Thumbs downto the BC government, for its vicious attack on virtually every public service in the province. The cost-cutting and privatization rampage is a direct attack on communities, as services are downloaded or simply abandoned. The Campbell governments proposed Community Charter has a centrepiece promise of no downloading to municipalities a promise thats clearly not worth the paper its drafted on.
Thumbs upto CUPE activists and allies across BC, for their Strong Communities campaign. The all-out attack by the Campbell government makes it more important than ever that people come together to deliver the message that the province doesnt have a mandate to privatize or decimate public services.
Thumbs downto the BC government, for ripping up health care and community social services workers contracts to pave the way for massive privatization and end hard-won parity between the social service and health care sectors. The government plans to close hospitals and eliminate 7,000 health care jobs while privatizing tens of thousands more. The plans spell danger for health care across the province, and will hit working women across the province especially hard. Another thumb downto the BC government, for repealing pay equity as one of its first acts in office, compounding the attack on women.
Thumbs downto the BC government, and the Fraser Health Authority, for their dangerous scheme to let private corporations finance, own and operate a new hospital in Abbotsford, and Thumbs upto members of CUPEs Hospital Employees Union for exposing the secret plans, and for the sustained pressure thats exposing every facet of this fatally flawed scheme.
Thumbs downto the BC government, for failing to guarantee public ownership and control of drinking water. The interim report of the governments drinking water review panel makes some good recommendations, but is silent on the importance of keeping water in public hands.
Thumbs downto the BC government, for ending a six-year tuition fee freeze. In February 2002, the government hiked tuition fees, and deregulated fees, letting institutions set their own fees. At the same time, the government cut operating grants, virtually assuring fees would rise, and conveniently shifting the blame to institutions. For years, BC had the second-lowest fees in Canada. Over the past decade, low fees had helped BCs participation rates for post-secondary education soar from second lowest to second highest among the provinces. The Campbell government has also cancelled first-year grants, a move that offloads $40 million onto students in the form of debt.
Thumbs downto BC Hydro, for privatizing key parts of its operation. The public utility is close to signing a deal with Accenture, handing over key customer, office and human resources services as well as elements of its business department. Formerly known as Andersen Consulting, Accentures dealings in Ontario (see above) should be a lesson for BC Hydro.
Thumbs upto the Greater Vancouver Regional District, for unanimously passing a motion opposing the provincial governments plans to extend the Agreement on Internal Trade to BC municipalities, academic institutions, social services and hospitals. Dozens of communities outside the GVRD have also voiced their opposition by passing similar motions. The AIT paves the way for privatization, mirroring the global trade agendas targets of public services and government regulations.

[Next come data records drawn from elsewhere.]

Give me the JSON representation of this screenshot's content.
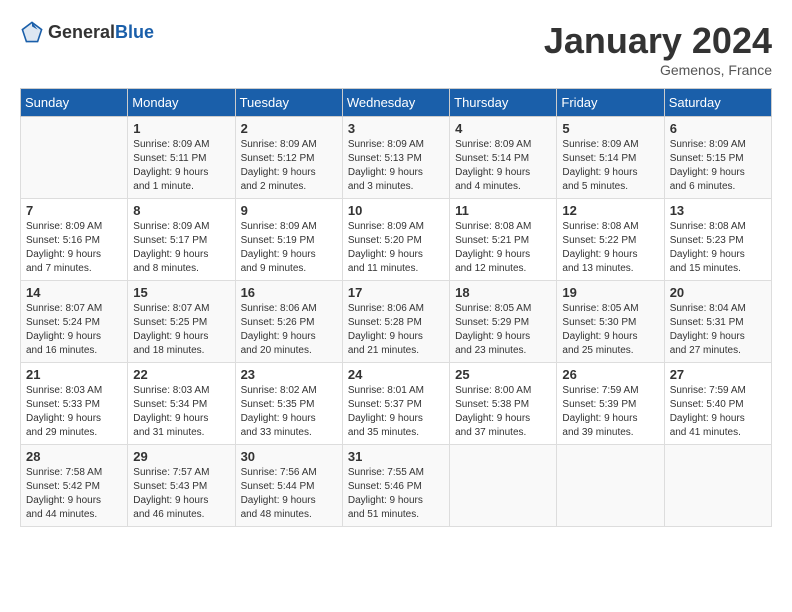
{
  "header": {
    "logo": {
      "general": "General",
      "blue": "Blue"
    },
    "month": "January 2024",
    "location": "Gemenos, France"
  },
  "weekdays": [
    "Sunday",
    "Monday",
    "Tuesday",
    "Wednesday",
    "Thursday",
    "Friday",
    "Saturday"
  ],
  "weeks": [
    [
      {
        "day": "",
        "info": ""
      },
      {
        "day": "1",
        "info": "Sunrise: 8:09 AM\nSunset: 5:11 PM\nDaylight: 9 hours\nand 1 minute."
      },
      {
        "day": "2",
        "info": "Sunrise: 8:09 AM\nSunset: 5:12 PM\nDaylight: 9 hours\nand 2 minutes."
      },
      {
        "day": "3",
        "info": "Sunrise: 8:09 AM\nSunset: 5:13 PM\nDaylight: 9 hours\nand 3 minutes."
      },
      {
        "day": "4",
        "info": "Sunrise: 8:09 AM\nSunset: 5:14 PM\nDaylight: 9 hours\nand 4 minutes."
      },
      {
        "day": "5",
        "info": "Sunrise: 8:09 AM\nSunset: 5:14 PM\nDaylight: 9 hours\nand 5 minutes."
      },
      {
        "day": "6",
        "info": "Sunrise: 8:09 AM\nSunset: 5:15 PM\nDaylight: 9 hours\nand 6 minutes."
      }
    ],
    [
      {
        "day": "7",
        "info": "Sunrise: 8:09 AM\nSunset: 5:16 PM\nDaylight: 9 hours\nand 7 minutes."
      },
      {
        "day": "8",
        "info": "Sunrise: 8:09 AM\nSunset: 5:17 PM\nDaylight: 9 hours\nand 8 minutes."
      },
      {
        "day": "9",
        "info": "Sunrise: 8:09 AM\nSunset: 5:19 PM\nDaylight: 9 hours\nand 9 minutes."
      },
      {
        "day": "10",
        "info": "Sunrise: 8:09 AM\nSunset: 5:20 PM\nDaylight: 9 hours\nand 11 minutes."
      },
      {
        "day": "11",
        "info": "Sunrise: 8:08 AM\nSunset: 5:21 PM\nDaylight: 9 hours\nand 12 minutes."
      },
      {
        "day": "12",
        "info": "Sunrise: 8:08 AM\nSunset: 5:22 PM\nDaylight: 9 hours\nand 13 minutes."
      },
      {
        "day": "13",
        "info": "Sunrise: 8:08 AM\nSunset: 5:23 PM\nDaylight: 9 hours\nand 15 minutes."
      }
    ],
    [
      {
        "day": "14",
        "info": "Sunrise: 8:07 AM\nSunset: 5:24 PM\nDaylight: 9 hours\nand 16 minutes."
      },
      {
        "day": "15",
        "info": "Sunrise: 8:07 AM\nSunset: 5:25 PM\nDaylight: 9 hours\nand 18 minutes."
      },
      {
        "day": "16",
        "info": "Sunrise: 8:06 AM\nSunset: 5:26 PM\nDaylight: 9 hours\nand 20 minutes."
      },
      {
        "day": "17",
        "info": "Sunrise: 8:06 AM\nSunset: 5:28 PM\nDaylight: 9 hours\nand 21 minutes."
      },
      {
        "day": "18",
        "info": "Sunrise: 8:05 AM\nSunset: 5:29 PM\nDaylight: 9 hours\nand 23 minutes."
      },
      {
        "day": "19",
        "info": "Sunrise: 8:05 AM\nSunset: 5:30 PM\nDaylight: 9 hours\nand 25 minutes."
      },
      {
        "day": "20",
        "info": "Sunrise: 8:04 AM\nSunset: 5:31 PM\nDaylight: 9 hours\nand 27 minutes."
      }
    ],
    [
      {
        "day": "21",
        "info": "Sunrise: 8:03 AM\nSunset: 5:33 PM\nDaylight: 9 hours\nand 29 minutes."
      },
      {
        "day": "22",
        "info": "Sunrise: 8:03 AM\nSunset: 5:34 PM\nDaylight: 9 hours\nand 31 minutes."
      },
      {
        "day": "23",
        "info": "Sunrise: 8:02 AM\nSunset: 5:35 PM\nDaylight: 9 hours\nand 33 minutes."
      },
      {
        "day": "24",
        "info": "Sunrise: 8:01 AM\nSunset: 5:37 PM\nDaylight: 9 hours\nand 35 minutes."
      },
      {
        "day": "25",
        "info": "Sunrise: 8:00 AM\nSunset: 5:38 PM\nDaylight: 9 hours\nand 37 minutes."
      },
      {
        "day": "26",
        "info": "Sunrise: 7:59 AM\nSunset: 5:39 PM\nDaylight: 9 hours\nand 39 minutes."
      },
      {
        "day": "27",
        "info": "Sunrise: 7:59 AM\nSunset: 5:40 PM\nDaylight: 9 hours\nand 41 minutes."
      }
    ],
    [
      {
        "day": "28",
        "info": "Sunrise: 7:58 AM\nSunset: 5:42 PM\nDaylight: 9 hours\nand 44 minutes."
      },
      {
        "day": "29",
        "info": "Sunrise: 7:57 AM\nSunset: 5:43 PM\nDaylight: 9 hours\nand 46 minutes."
      },
      {
        "day": "30",
        "info": "Sunrise: 7:56 AM\nSunset: 5:44 PM\nDaylight: 9 hours\nand 48 minutes."
      },
      {
        "day": "31",
        "info": "Sunrise: 7:55 AM\nSunset: 5:46 PM\nDaylight: 9 hours\nand 51 minutes."
      },
      {
        "day": "",
        "info": ""
      },
      {
        "day": "",
        "info": ""
      },
      {
        "day": "",
        "info": ""
      }
    ]
  ]
}
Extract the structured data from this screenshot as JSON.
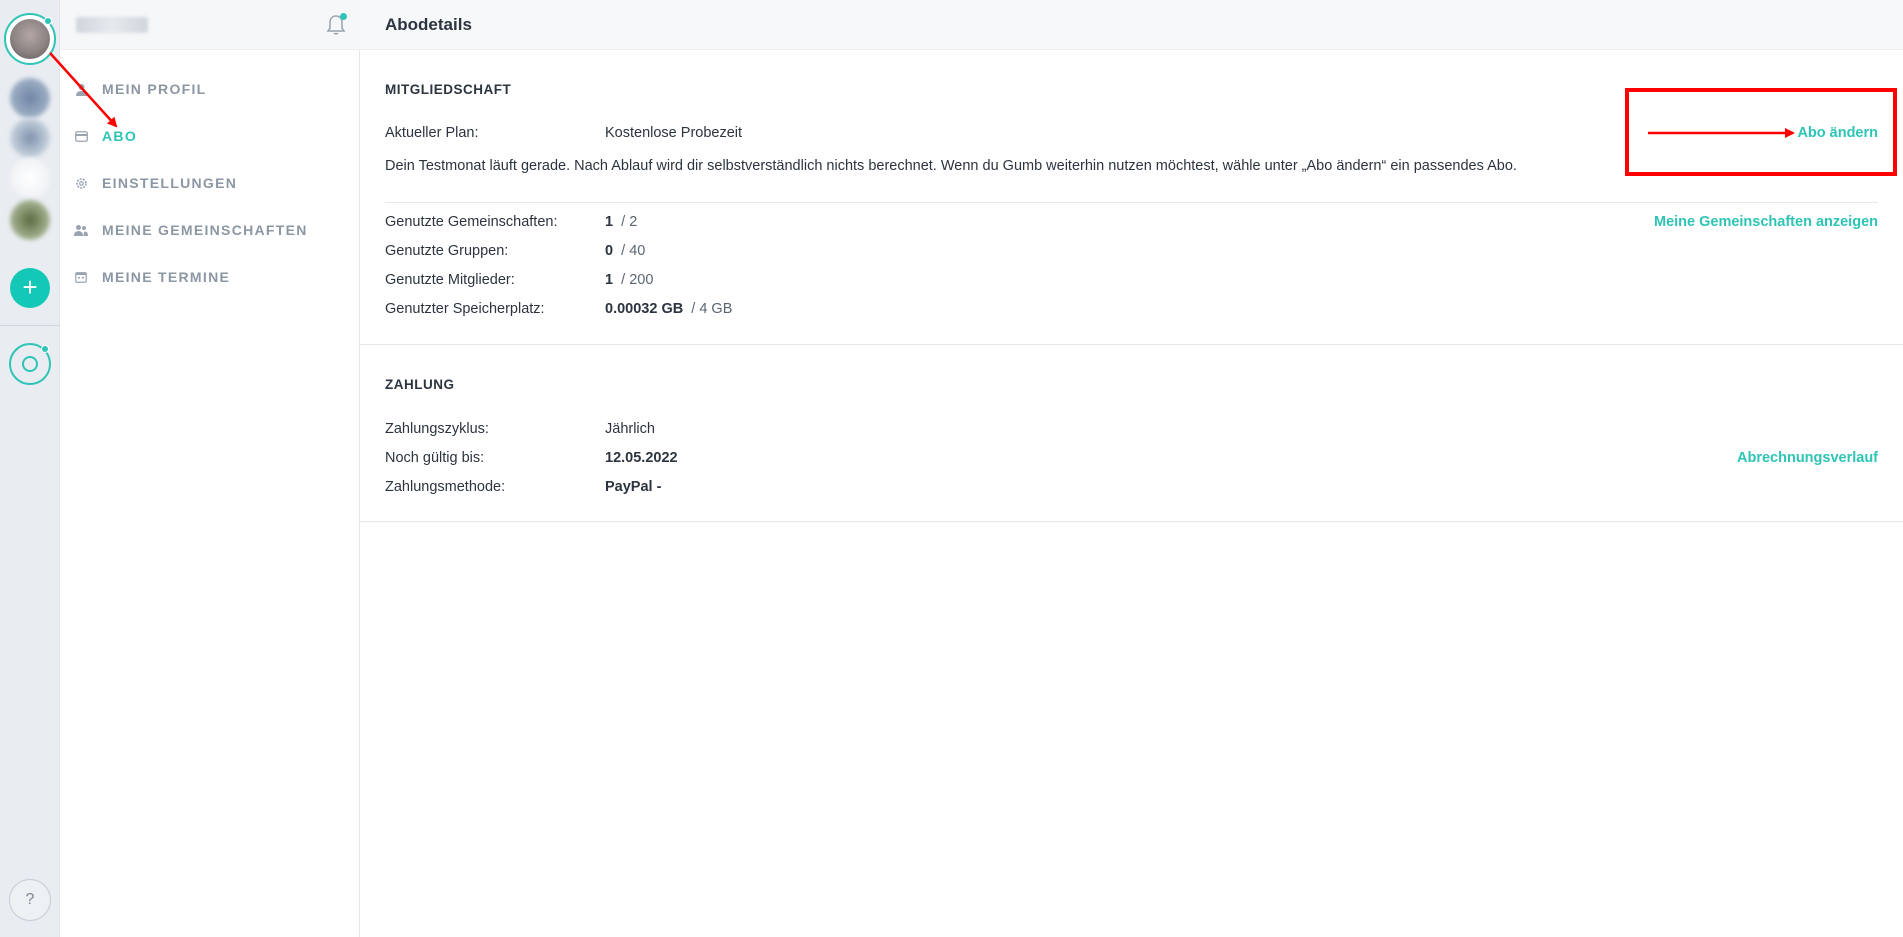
{
  "page": {
    "title": "Abodetails"
  },
  "rail": {
    "add_label": "+",
    "help_label": "?"
  },
  "sidebar": {
    "items": [
      {
        "label": "MEIN PROFIL",
        "icon": "person-icon"
      },
      {
        "label": "ABO",
        "icon": "credit-card-icon",
        "active": true
      },
      {
        "label": "EINSTELLUNGEN",
        "icon": "gear-icon"
      },
      {
        "label": "MEINE GEMEINSCHAFTEN",
        "icon": "people-icon"
      },
      {
        "label": "MEINE TERMINE",
        "icon": "calendar-icon"
      }
    ]
  },
  "membership": {
    "section_title": "MITGLIEDSCHAFT",
    "plan_label": "Aktueller Plan:",
    "plan_value": "Kostenlose Probezeit",
    "change_link": "Abo ändern",
    "description": "Dein Testmonat läuft gerade. Nach Ablauf wird dir selbstverständlich nichts berechnet. Wenn du Gumb weiterhin nutzen möchtest, wähle unter „Abo ändern“ ein passendes Abo.",
    "show_communities_link": "Meine Gemeinschaften anzeigen",
    "usage": [
      {
        "label": "Genutzte Gemeinschaften:",
        "used": "1",
        "limit": "/ 2"
      },
      {
        "label": "Genutzte Gruppen:",
        "used": "0",
        "limit": "/ 40"
      },
      {
        "label": "Genutzte Mitglieder:",
        "used": "1",
        "limit": "/ 200"
      },
      {
        "label": "Genutzter Speicherplatz:",
        "used": "0.00032 GB",
        "limit": "/ 4 GB"
      }
    ]
  },
  "payment": {
    "section_title": "ZAHLUNG",
    "cycle_label": "Zahlungszyklus:",
    "cycle_value": "Jährlich",
    "valid_label": "Noch gültig bis:",
    "valid_value": "12.05.2022",
    "method_label": "Zahlungsmethode:",
    "method_value": "PayPal -",
    "history_link": "Abrechnungsverlauf"
  },
  "colors": {
    "accent": "#2ec4b6",
    "annotation": "#ff0000",
    "text": "#2c3440",
    "muted": "#8c97a4"
  }
}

Thumbs upto the British Columbia Government Employees Union, for exposing the scandalous tactics of health care privateers, including Sodexho, in trying to blacklist members of the Hospital Employees Union. Private providers are moving to replace dedicated, experienced health care workers with a low wage, high-turnover work force. By taping conversations with corporate hucksters, the union exposed the cosy relations among the Campbell government, health authority officials and the companies anxious to profit from health care privatization.
Thumbs upto CUPE 399 and 1048 in Prince George, for shining a spotlight on the citys plans to privatize a range of services, endangering up to 130 jobs at a time when stable employment is key to the communitys future.
Thumbs upto the Town of Oliver, for deciding to keep its water management public. Municipal workers, members of CUPE 608, presented a watertight case for keeping water systems in-house.
Thumbs upto the City of Kamloops and to members of CUPE 900, for ending plans for a P3 water filtration plant. After dealing with multinational consultants and circulating a poll with questions loaded in favour of privatization, city council listened to the community and voted unanimously to keep the citys new filtration plant public.
Thumbs upto the Town of Ladysmith, for rejecting contracted out water meter work that would have propped open the door for further privatization. A brief from the town employees, members of CUPE 401, reminded council we chose public ownership of our water 100 years ago because we trusted public ownershipand it worked.
Thumbs down and then upto the Greater Vancouver Regional District, for deciding to privatize the operation of a major new filtration plant despite lacking evidence the P3 would produce any savings. The GVRD tried to bypass any public consultation, but massive public pressure forced pro-privatization regional officials to changed their minds. The fear that trade deals would rob the GVRD of control over water helped seal the P3s fate. While the Seymour filtration plant will now be a public project, Vancouver area residents remain vigilant.